**Source records**.

☆ ☆ ☆ ☆ ☆ ☆ ☆

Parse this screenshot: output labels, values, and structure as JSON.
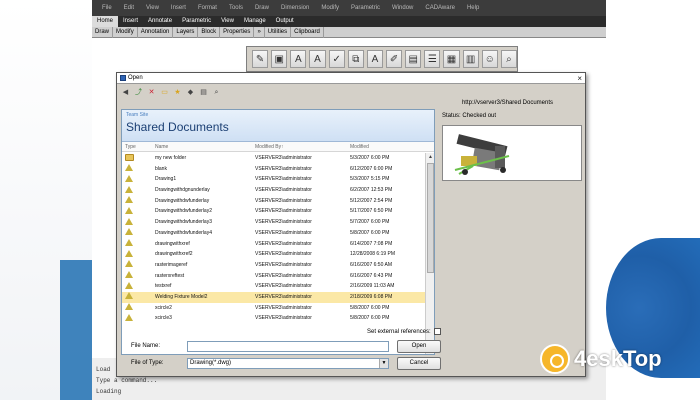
{
  "menubar": [
    "File",
    "Edit",
    "View",
    "Insert",
    "Format",
    "Tools",
    "Draw",
    "Dimension",
    "Modify",
    "Parametric",
    "Window",
    "CADAware",
    "Help"
  ],
  "ribbon_tabs": [
    {
      "label": "Home",
      "active": true
    },
    {
      "label": "Insert"
    },
    {
      "label": "Annotate"
    },
    {
      "label": "Parametric"
    },
    {
      "label": "View"
    },
    {
      "label": "Manage"
    },
    {
      "label": "Output"
    }
  ],
  "ribbon_panels": [
    "Draw",
    "Modify",
    "Annotation",
    "Layers",
    "Block",
    "Properties",
    "»",
    "Utilities",
    "Clipboard"
  ],
  "toolbar_icons": [
    "open-pencil-icon",
    "save-icon",
    "markup-icon",
    "redline-icon",
    "check-out-icon",
    "compare-icon",
    "text-icon",
    "edit-icon",
    "clipboard-icon",
    "properties-icon",
    "grid-icon",
    "table-icon",
    "contact-icon",
    "zoom-icon"
  ],
  "command_line": [
    "Load",
    "Type a command...",
    "Loading"
  ],
  "dialog": {
    "title": "Open",
    "close": "×",
    "toolbar_icons": [
      "back-icon",
      "up-folder-icon",
      "delete-icon",
      "new-folder-icon",
      "favorites-icon",
      "views-icon",
      "details-icon",
      "search-icon"
    ],
    "path": "http://vserver3/Shared Documents",
    "site_label": "Team Site",
    "site_title": "Shared Documents",
    "columns": [
      "Type",
      "Name",
      "Modified By",
      "Modified"
    ],
    "rows": [
      {
        "type": "folder",
        "name": "my new folder",
        "by": "VSERVER3\\administrator",
        "modified": "5/3/2007 6:00 PM"
      },
      {
        "type": "dwg",
        "name": "blank",
        "by": "VSERVER3\\administrator",
        "modified": "6/12/2007 6:00 PM"
      },
      {
        "type": "dwg",
        "name": "Drawing1",
        "by": "VSERVER3\\administrator",
        "modified": "5/3/2007 5:15 PM"
      },
      {
        "type": "dwg",
        "name": "Drawingwithdgnunderlay",
        "by": "VSERVER3\\administrator",
        "modified": "6/2/2007 12:53 PM"
      },
      {
        "type": "dwg",
        "name": "Drawingwithdwfunderlay",
        "by": "VSERVER3\\administrator",
        "modified": "5/12/2007 2:54 PM"
      },
      {
        "type": "dwg",
        "name": "Drawingwithdwfunderlay2",
        "by": "VSERVER3\\administrator",
        "modified": "5/17/2007 6:50 PM"
      },
      {
        "type": "dwg",
        "name": "Drawingwithdwfunderlay3",
        "by": "VSERVER3\\administrator",
        "modified": "5/7/2007 6:00 PM"
      },
      {
        "type": "dwg",
        "name": "Drawingwithdwfunderlay4",
        "by": "VSERVER3\\administrator",
        "modified": "5/8/2007 6:00 PM"
      },
      {
        "type": "dwg",
        "name": "drawingwithxref",
        "by": "VSERVER3\\administrator",
        "modified": "6/14/2007 7:08 PM"
      },
      {
        "type": "dwg",
        "name": "drawingwithxref2",
        "by": "VSERVER3\\administrator",
        "modified": "12/28/2008 6:19 PM"
      },
      {
        "type": "dwg",
        "name": "rasterimageref",
        "by": "VSERVER3\\administrator",
        "modified": "6/16/2007 6:50 AM"
      },
      {
        "type": "dwg",
        "name": "rasterxreftest",
        "by": "VSERVER3\\administrator",
        "modified": "6/16/2007 6:43 PM"
      },
      {
        "type": "dwg",
        "name": "testxref",
        "by": "VSERVER3\\administrator",
        "modified": "2/16/2009 11:03 AM"
      },
      {
        "type": "dwg",
        "name": "Welding Fixture Model2",
        "by": "VSERVER3\\administrator",
        "modified": "2/18/2009 6:08 PM",
        "selected": true
      },
      {
        "type": "dwg",
        "name": "xcircle2",
        "by": "VSERVER3\\administrator",
        "modified": "5/8/2007 6:00 PM"
      },
      {
        "type": "dwg",
        "name": "xcircle3",
        "by": "VSERVER3\\administrator",
        "modified": "5/8/2007 6:00 PM"
      }
    ],
    "status": "Status: Checked out",
    "external_refs_label": "Set external references:",
    "file_name_label": "File Name:",
    "file_name_value": "",
    "file_type_label": "File of Type:",
    "file_type_value": "Drawing(*.dwg)",
    "open_button": "Open",
    "cancel_button": "Cancel"
  },
  "watermark": "4eskTop",
  "colors": {
    "selection": "#fbe8a6",
    "site_title": "#1b3f73",
    "app_dark": "#2b2b2b"
  }
}
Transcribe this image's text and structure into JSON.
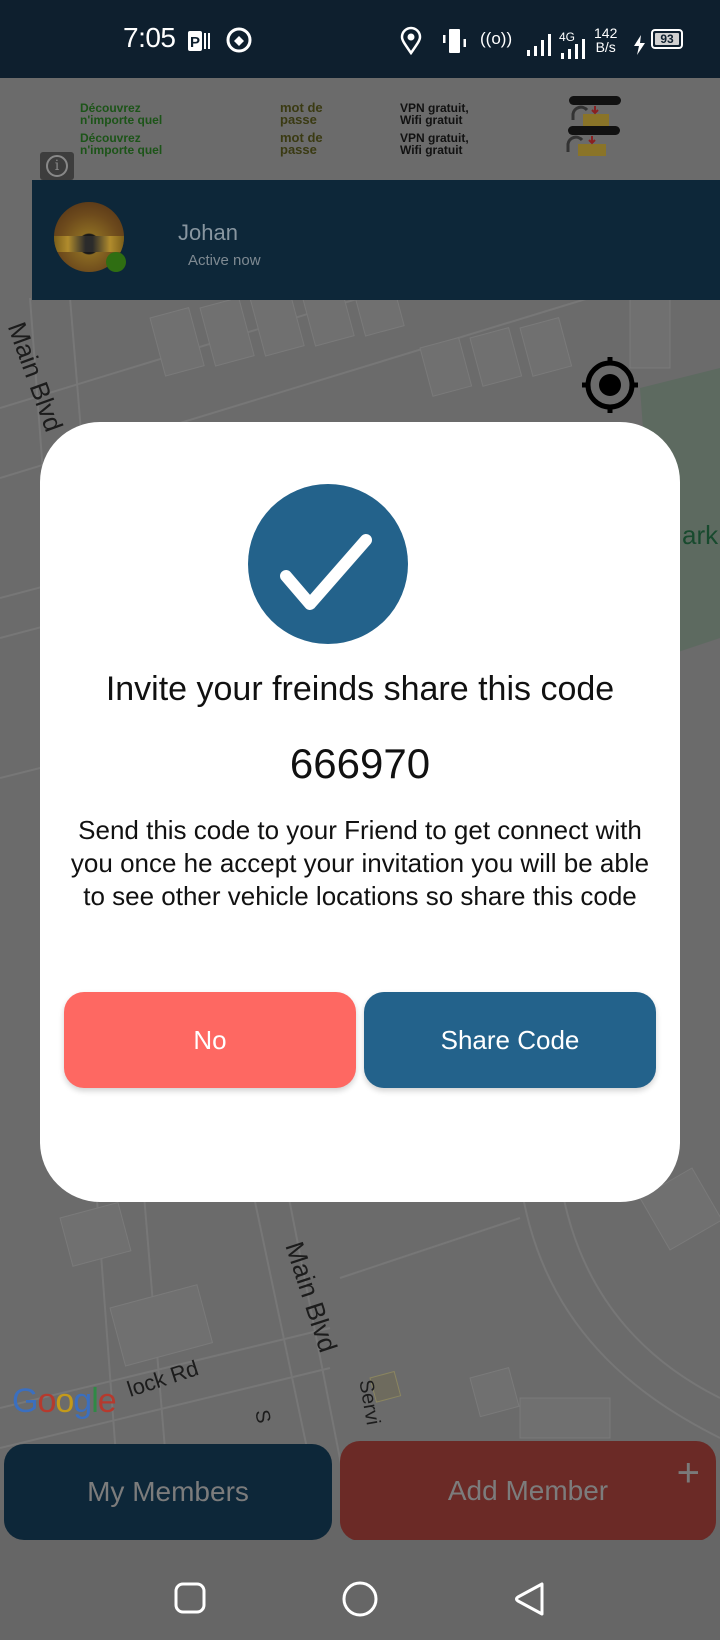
{
  "status_bar": {
    "time": "7:05",
    "network_speed_value": "142",
    "network_speed_unit": "B/s",
    "network_type": "4G",
    "battery_level": "93",
    "icons": [
      "parking-app-icon",
      "q-app-icon",
      "location-icon",
      "vibrate-icon",
      "hotspot-icon",
      "signal-icon",
      "signal-4g-icon",
      "charging-icon",
      "battery-icon"
    ]
  },
  "ad_banner": {
    "rows": [
      {
        "col1_line1": "Découvrez",
        "col1_line2": "n'importe quel",
        "col2_line1": "mot de",
        "col2_line2": "passe",
        "col3_line1": "VPN gratuit,",
        "col3_line2": "Wifi gratuit",
        "badge": "WIFI"
      },
      {
        "col1_line1": "Découvrez",
        "col1_line2": "n'importe quel",
        "col2_line1": "mot de",
        "col2_line2": "passe",
        "col3_line1": "VPN gratuit,",
        "col3_line2": "Wifi gratuit",
        "badge": "WIFI"
      }
    ],
    "info_icon": "i"
  },
  "user_card": {
    "name": "Johan",
    "status": "Active now",
    "online_color": "#2f6e12"
  },
  "map": {
    "labels": {
      "street_top_left": "Main Blvd",
      "park": "ark",
      "street_bottom": "Main Blvd",
      "road_bottom_left": "lock Rd",
      "service_road": "Servi",
      "s_road": "S"
    },
    "google_logo": [
      "G",
      "o",
      "o",
      "g",
      "l",
      "e"
    ],
    "google_colors": [
      "#4285F4",
      "#EA4335",
      "#FBBC05",
      "#4285F4",
      "#34A853",
      "#EA4335"
    ]
  },
  "dialog": {
    "title": "Invite your freinds share this code",
    "code": "666970",
    "message": "Send this code to your Friend to get connect with you once he accept your invitation you will be able to see other vehicle locations so share this code",
    "no_label": "No",
    "share_label": "Share Code",
    "accent_color": "#23628b",
    "danger_color": "#fe6862"
  },
  "bottom_actions": {
    "my_members_label": "My Members",
    "add_member_label": "Add Member",
    "add_icon": "+"
  },
  "nav_bar": {
    "recents": "recents-button",
    "home": "home-button",
    "back": "back-button"
  }
}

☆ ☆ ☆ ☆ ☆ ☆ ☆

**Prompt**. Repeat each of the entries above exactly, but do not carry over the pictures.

**Answer space**.
Parse this screenshot: output labels, values, and structure as JSON.
{
  "menubar": [
    "File",
    "Edit",
    "View",
    "Insert",
    "Format",
    "Tools",
    "Draw",
    "Dimension",
    "Modify",
    "Parametric",
    "Window",
    "CADAware",
    "Help"
  ],
  "ribbon_tabs": [
    {
      "label": "Home",
      "active": true
    },
    {
      "label": "Insert"
    },
    {
      "label": "Annotate"
    },
    {
      "label": "Parametric"
    },
    {
      "label": "View"
    },
    {
      "label": "Manage"
    },
    {
      "label": "Output"
    }
  ],
  "ribbon_panels": [
    "Draw",
    "Modify",
    "Annotation",
    "Layers",
    "Block",
    "Properties",
    "»",
    "Utilities",
    "Clipboard"
  ],
  "toolbar_icons": [
    "open-pencil-icon",
    "save-icon",
    "markup-icon",
    "redline-icon",
    "check-out-icon",
    "compare-icon",
    "text-icon",
    "edit-icon",
    "clipboard-icon",
    "properties-icon",
    "grid-icon",
    "table-icon",
    "contact-icon",
    "zoom-icon"
  ],
  "command_line": [
    "Load",
    "Type a command...",
    "Loading"
  ],
  "dialog": {
    "title": "Open",
    "close": "×",
    "toolbar_icons": [
      "back-icon",
      "up-folder-icon",
      "delete-icon",
      "new-folder-icon",
      "favorites-icon",
      "views-icon",
      "details-icon",
      "search-icon"
    ],
    "path": "http://vserver3/Shared Documents",
    "site_label": "Team Site",
    "site_title": "Shared Documents",
    "columns": [
      "Type",
      "Name",
      "Modified By",
      "Modified"
    ],
    "rows": [
      {
        "type": "folder",
        "name": "my new folder",
        "by": "VSERVER3\\administrator",
        "modified": "5/3/2007 6:00 PM"
      },
      {
        "type": "dwg",
        "name": "blank",
        "by": "VSERVER3\\administrator",
        "modified": "6/12/2007 6:00 PM"
      },
      {
        "type": "dwg",
        "name": "Drawing1",
        "by": "VSERVER3\\administrator",
        "modified": "5/3/2007 5:15 PM"
      },
      {
        "type": "dwg",
        "name": "Drawingwithdgnunderlay",
        "by": "VSERVER3\\administrator",
        "modified": "6/2/2007 12:53 PM"
      },
      {
        "type": "dwg",
        "name": "Drawingwithdwfunderlay",
        "by": "VSERVER3\\administrator",
        "modified": "5/12/2007 2:54 PM"
      },
      {
        "type": "dwg",
        "name": "Drawingwithdwfunderlay2",
        "by": "VSERVER3\\administrator",
        "modified": "5/17/2007 6:50 PM"
      },
      {
        "type": "dwg",
        "name": "Drawingwithdwfunderlay3",
        "by": "VSERVER3\\administrator",
        "modified": "5/7/2007 6:00 PM"
      },
      {
        "type": "dwg",
        "name": "Drawingwithdwfunderlay4",
        "by": "VSERVER3\\administrator",
        "modified": "5/8/2007 6:00 PM"
      },
      {
        "type": "dwg",
        "name": "drawingwithxref",
        "by": "VSERVER3\\administrator",
        "modified": "6/14/2007 7:08 PM"
      },
      {
        "type": "dwg",
        "name": "drawingwithxref2",
        "by": "VSERVER3\\administrator",
        "modified": "12/28/2008 6:19 PM"
      },
      {
        "type": "dwg",
        "name": "rasterimageref",
        "by": "VSERVER3\\administrator",
        "modified": "6/16/2007 6:50 AM"
      },
      {
        "type": "dwg",
        "name": "rasterxreftest",
        "by": "VSERVER3\\administrator",
        "modified": "6/16/2007 6:43 PM"
      },
      {
        "type": "dwg",
        "name": "testxref",
        "by": "VSERVER3\\administrator",
        "modified": "2/16/2009 11:03 AM"
      },
      {
        "type": "dwg",
        "name": "Welding Fixture Model2",
        "by": "VSERVER3\\administrator",
        "modified": "2/18/2009 6:08 PM",
        "selected": true
      },
      {
        "type": "dwg",
        "name": "xcircle2",
        "by": "VSERVER3\\administrator",
        "modified": "5/8/2007 6:00 PM"
      },
      {
        "type": "dwg",
        "name": "xcircle3",
        "by": "VSERVER3\\administrator",
        "modified": "5/8/2007 6:00 PM"
      }
    ],
    "status": "Status: Checked out",
    "external_refs_label": "Set external references:",
    "file_name_label": "File Name:",
    "file_name_value": "",
    "file_type_label": "File of Type:",
    "file_type_value": "Drawing(*.dwg)",
    "open_button": "Open",
    "cancel_button": "Cancel"
  },
  "watermark": "4eskTop",
  "colors": {
    "selection": "#fbe8a6",
    "site_title": "#1b3f73",
    "app_dark": "#2b2b2b"
  }
}
Transcribe this image's text and structure into JSON.
{
  "status_bar": {
    "time": "7:05",
    "network_speed_value": "142",
    "network_speed_unit": "B/s",
    "network_type": "4G",
    "battery_level": "93",
    "icons": [
      "parking-app-icon",
      "q-app-icon",
      "location-icon",
      "vibrate-icon",
      "hotspot-icon",
      "signal-icon",
      "signal-4g-icon",
      "charging-icon",
      "battery-icon"
    ]
  },
  "ad_banner": {
    "rows": [
      {
        "col1_line1": "Découvrez",
        "col1_line2": "n'importe quel",
        "col2_line1": "mot de",
        "col2_line2": "passe",
        "col3_line1": "VPN gratuit,",
        "col3_line2": "Wifi gratuit",
        "badge": "WIFI"
      },
      {
        "col1_line1": "Découvrez",
        "col1_line2": "n'importe quel",
        "col2_line1": "mot de",
        "col2_line2": "passe",
        "col3_line1": "VPN gratuit,",
        "col3_line2": "Wifi gratuit",
        "badge": "WIFI"
      }
    ],
    "info_icon": "i"
  },
  "user_card": {
    "name": "Johan",
    "status": "Active now",
    "online_color": "#2f6e12"
  },
  "map": {
    "labels": {
      "street_top_left": "Main Blvd",
      "park": "ark",
      "street_bottom": "Main Blvd",
      "road_bottom_left": "lock Rd",
      "service_road": "Servi",
      "s_road": "S"
    },
    "google_logo": [
      "G",
      "o",
      "o",
      "g",
      "l",
      "e"
    ],
    "google_colors": [
      "#4285F4",
      "#EA4335",
      "#FBBC05",
      "#4285F4",
      "#34A853",
      "#EA4335"
    ]
  },
  "dialog": {
    "title": "Invite your freinds share this code",
    "code": "666970",
    "message": "Send this code to your Friend to get connect with you once he accept your invitation you will be able to see other vehicle locations so share this code",
    "no_label": "No",
    "share_label": "Share Code",
    "accent_color": "#23628b",
    "danger_color": "#fe6862"
  },
  "bottom_actions": {
    "my_members_label": "My Members",
    "add_member_label": "Add Member",
    "add_icon": "+"
  },
  "nav_bar": {
    "recents": "recents-button",
    "home": "home-button",
    "back": "back-button"
  }
}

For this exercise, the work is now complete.